Segment Start: DATA IN THIS EXERCISE

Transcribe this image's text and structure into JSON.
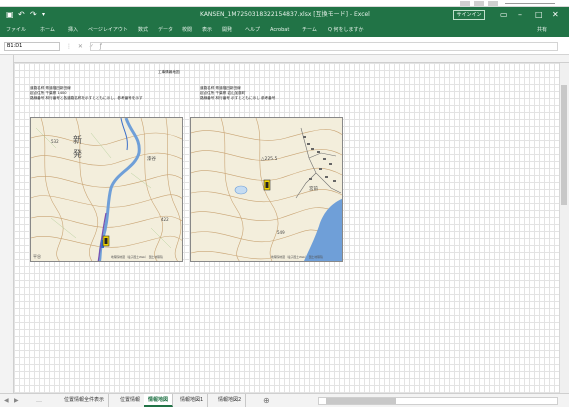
{
  "window": {
    "title": "KANSEN_1M7250318322154837.xlsx [互換モード] - Excel",
    "signin_label": "サインイン",
    "share_label": "共有"
  },
  "qat": {
    "save_icon": "save-icon",
    "undo_icon": "undo-icon",
    "redo_icon": "redo-icon",
    "customize_icon": "chevron-down-icon"
  },
  "ribbon": {
    "tabs": [
      "ファイル",
      "ホーム",
      "挿入",
      "ページレイアウト",
      "数式",
      "データ",
      "校閲",
      "表示",
      "開発",
      "ヘルプ",
      "Acrobat",
      "チーム",
      "Q 何をしますか"
    ]
  },
  "formula_bar": {
    "name_box": "B1:D1"
  },
  "sheet": {
    "heading": "工事情報地図",
    "left_block": [
      "道路名称 県道福田新田線",
      "起点住所 千葉県 1400",
      "路線番号 林行番号と各道路名称を示すとともに示し、参考番号を示す"
    ],
    "right_block": [
      "道路名称 県道福田新田線",
      "起点住所 千葉県 岩山加藤町",
      "路線番号 林行番号 示すとともに示し 参考番号"
    ],
    "map_left": {
      "labels": [
        "新",
        "発",
        "532",
        "漆谷",
        "422",
        "平谷"
      ],
      "credit": "地理院地図（電子国土Web） 国土地理院"
    },
    "map_right": {
      "labels": [
        "△225.5",
        "宮前",
        "549"
      ],
      "credit": "地理院地図（電子国土Web） 国土地理院"
    }
  },
  "sheet_tabs": {
    "items": [
      "位置情報全件表示",
      "位置情報",
      "情報地図",
      "情報地図1",
      "情報地図2"
    ],
    "active_index": 2,
    "add_label": "⊕"
  },
  "colors": {
    "excel_green": "#217346",
    "water_blue": "#6f9fd8",
    "map_bg": "#f3eedc",
    "contour": "#c9a474",
    "marker": "#f2d400"
  }
}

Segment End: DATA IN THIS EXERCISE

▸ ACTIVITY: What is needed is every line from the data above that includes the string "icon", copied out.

▸ WRITTEN REPLY:
    "save_icon": "save-icon",
    "undo_icon": "undo-icon",
    "redo_icon": "redo-icon",
    "customize_icon": "chevron-down-icon"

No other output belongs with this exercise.